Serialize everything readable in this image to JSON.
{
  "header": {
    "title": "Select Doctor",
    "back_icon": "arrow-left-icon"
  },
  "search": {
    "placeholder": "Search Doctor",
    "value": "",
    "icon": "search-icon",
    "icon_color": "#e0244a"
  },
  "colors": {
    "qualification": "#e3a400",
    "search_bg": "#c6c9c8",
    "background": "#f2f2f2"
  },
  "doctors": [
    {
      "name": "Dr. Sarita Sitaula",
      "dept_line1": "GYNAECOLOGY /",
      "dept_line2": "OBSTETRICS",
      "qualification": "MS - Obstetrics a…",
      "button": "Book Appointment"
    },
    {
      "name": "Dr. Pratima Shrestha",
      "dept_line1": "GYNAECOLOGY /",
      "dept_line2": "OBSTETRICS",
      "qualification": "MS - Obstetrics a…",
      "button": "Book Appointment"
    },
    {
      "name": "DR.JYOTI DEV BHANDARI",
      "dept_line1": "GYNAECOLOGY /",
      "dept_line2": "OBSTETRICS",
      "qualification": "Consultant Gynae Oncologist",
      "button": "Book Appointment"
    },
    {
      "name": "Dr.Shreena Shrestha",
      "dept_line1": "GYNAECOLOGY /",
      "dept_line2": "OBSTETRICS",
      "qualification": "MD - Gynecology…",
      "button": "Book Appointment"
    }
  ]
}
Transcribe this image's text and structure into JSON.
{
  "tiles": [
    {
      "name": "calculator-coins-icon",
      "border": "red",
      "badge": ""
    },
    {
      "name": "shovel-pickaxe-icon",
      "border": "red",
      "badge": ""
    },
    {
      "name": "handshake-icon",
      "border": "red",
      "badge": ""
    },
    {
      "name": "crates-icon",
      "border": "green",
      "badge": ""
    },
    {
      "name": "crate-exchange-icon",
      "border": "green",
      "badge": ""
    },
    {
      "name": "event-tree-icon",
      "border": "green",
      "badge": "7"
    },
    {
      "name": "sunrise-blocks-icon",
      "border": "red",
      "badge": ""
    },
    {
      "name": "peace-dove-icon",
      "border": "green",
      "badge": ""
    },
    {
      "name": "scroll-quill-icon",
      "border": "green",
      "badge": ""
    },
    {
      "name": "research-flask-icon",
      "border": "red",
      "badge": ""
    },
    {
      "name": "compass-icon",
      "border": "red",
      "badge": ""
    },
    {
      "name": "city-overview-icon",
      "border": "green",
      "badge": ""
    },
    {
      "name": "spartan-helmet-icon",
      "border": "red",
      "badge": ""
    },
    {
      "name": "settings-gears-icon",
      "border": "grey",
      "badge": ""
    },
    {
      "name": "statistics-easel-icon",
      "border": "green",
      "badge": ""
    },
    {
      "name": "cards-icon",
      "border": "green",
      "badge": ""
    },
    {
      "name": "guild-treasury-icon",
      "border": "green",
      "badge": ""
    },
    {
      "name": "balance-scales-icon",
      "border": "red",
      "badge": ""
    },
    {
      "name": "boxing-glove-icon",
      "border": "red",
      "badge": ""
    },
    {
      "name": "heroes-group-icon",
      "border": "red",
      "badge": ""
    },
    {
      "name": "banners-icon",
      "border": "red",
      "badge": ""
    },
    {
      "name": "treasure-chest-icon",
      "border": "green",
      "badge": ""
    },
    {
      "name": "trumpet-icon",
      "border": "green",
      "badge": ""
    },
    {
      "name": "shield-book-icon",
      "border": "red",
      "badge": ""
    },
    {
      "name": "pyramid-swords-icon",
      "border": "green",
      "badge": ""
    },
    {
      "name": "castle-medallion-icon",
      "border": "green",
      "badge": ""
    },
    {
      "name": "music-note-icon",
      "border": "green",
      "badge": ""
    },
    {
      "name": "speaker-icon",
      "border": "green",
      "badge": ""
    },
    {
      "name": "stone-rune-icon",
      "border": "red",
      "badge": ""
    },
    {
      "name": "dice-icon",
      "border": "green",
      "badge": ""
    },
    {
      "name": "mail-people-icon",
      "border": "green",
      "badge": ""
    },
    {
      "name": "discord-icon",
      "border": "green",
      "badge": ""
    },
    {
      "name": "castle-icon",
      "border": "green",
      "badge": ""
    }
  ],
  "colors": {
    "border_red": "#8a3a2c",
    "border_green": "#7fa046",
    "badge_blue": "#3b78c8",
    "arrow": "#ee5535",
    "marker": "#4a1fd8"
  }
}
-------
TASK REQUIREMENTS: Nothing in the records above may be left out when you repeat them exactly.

WRITTEN RESPONSE:
Serialize everything readable in this image to JSON.
{
  "header": {
    "title": "Select Doctor",
    "back_icon": "arrow-left-icon"
  },
  "search": {
    "placeholder": "Search Doctor",
    "value": "",
    "icon": "search-icon",
    "icon_color": "#e0244a"
  },
  "colors": {
    "qualification": "#e3a400",
    "search_bg": "#c6c9c8",
    "background": "#f2f2f2"
  },
  "doctors": [
    {
      "name": "Dr. Sarita Sitaula",
      "dept_line1": "GYNAECOLOGY /",
      "dept_line2": "OBSTETRICS",
      "qualification": "MS - Obstetrics a…",
      "button": "Book Appointment"
    },
    {
      "name": "Dr. Pratima Shrestha",
      "dept_line1": "GYNAECOLOGY /",
      "dept_line2": "OBSTETRICS",
      "qualification": "MS - Obstetrics a…",
      "button": "Book Appointment"
    },
    {
      "name": "DR.JYOTI DEV BHANDARI",
      "dept_line1": "GYNAECOLOGY /",
      "dept_line2": "OBSTETRICS",
      "qualification": "Consultant Gynae Oncologist",
      "button": "Book Appointment"
    },
    {
      "name": "Dr.Shreena Shrestha",
      "dept_line1": "GYNAECOLOGY /",
      "dept_line2": "OBSTETRICS",
      "qualification": "MD - Gynecology…",
      "button": "Book Appointment"
    }
  ]
}
Transcribe this image's text and structure into JSON.
{
  "tiles": [
    {
      "name": "calculator-coins-icon",
      "border": "red",
      "badge": ""
    },
    {
      "name": "shovel-pickaxe-icon",
      "border": "red",
      "badge": ""
    },
    {
      "name": "handshake-icon",
      "border": "red",
      "badge": ""
    },
    {
      "name": "crates-icon",
      "border": "green",
      "badge": ""
    },
    {
      "name": "crate-exchange-icon",
      "border": "green",
      "badge": ""
    },
    {
      "name": "event-tree-icon",
      "border": "green",
      "badge": "7"
    },
    {
      "name": "sunrise-blocks-icon",
      "border": "red",
      "badge": ""
    },
    {
      "name": "peace-dove-icon",
      "border": "green",
      "badge": ""
    },
    {
      "name": "scroll-quill-icon",
      "border": "green",
      "badge": ""
    },
    {
      "name": "research-flask-icon",
      "border": "red",
      "badge": ""
    },
    {
      "name": "compass-icon",
      "border": "red",
      "badge": ""
    },
    {
      "name": "city-overview-icon",
      "border": "green",
      "badge": ""
    },
    {
      "name": "spartan-helmet-icon",
      "border": "red",
      "badge": ""
    },
    {
      "name": "settings-gears-icon",
      "border": "grey",
      "badge": ""
    },
    {
      "name": "statistics-easel-icon",
      "border": "green",
      "badge": ""
    },
    {
      "name": "cards-icon",
      "border": "green",
      "badge": ""
    },
    {
      "name": "guild-treasury-icon",
      "border": "green",
      "badge": ""
    },
    {
      "name": "balance-scales-icon",
      "border": "red",
      "badge": ""
    },
    {
      "name": "boxing-glove-icon",
      "border": "red",
      "badge": ""
    },
    {
      "name": "heroes-group-icon",
      "border": "red",
      "badge": ""
    },
    {
      "name": "banners-icon",
      "border": "red",
      "badge": ""
    },
    {
      "name": "treasure-chest-icon",
      "border": "green",
      "badge": ""
    },
    {
      "name": "trumpet-icon",
      "border": "green",
      "badge": ""
    },
    {
      "name": "shield-book-icon",
      "border": "red",
      "badge": ""
    },
    {
      "name": "pyramid-swords-icon",
      "border": "green",
      "badge": ""
    },
    {
      "name": "castle-medallion-icon",
      "border": "green",
      "badge": ""
    },
    {
      "name": "music-note-icon",
      "border": "green",
      "badge": ""
    },
    {
      "name": "speaker-icon",
      "border": "green",
      "badge": ""
    },
    {
      "name": "stone-rune-icon",
      "border": "red",
      "badge": ""
    },
    {
      "name": "dice-icon",
      "border": "green",
      "badge": ""
    },
    {
      "name": "mail-people-icon",
      "border": "green",
      "badge": ""
    },
    {
      "name": "discord-icon",
      "border": "green",
      "badge": ""
    },
    {
      "name": "castle-icon",
      "border": "green",
      "badge": ""
    }
  ],
  "colors": {
    "border_red": "#8a3a2c",
    "border_green": "#7fa046",
    "badge_blue": "#3b78c8",
    "arrow": "#ee5535",
    "marker": "#4a1fd8"
  }
}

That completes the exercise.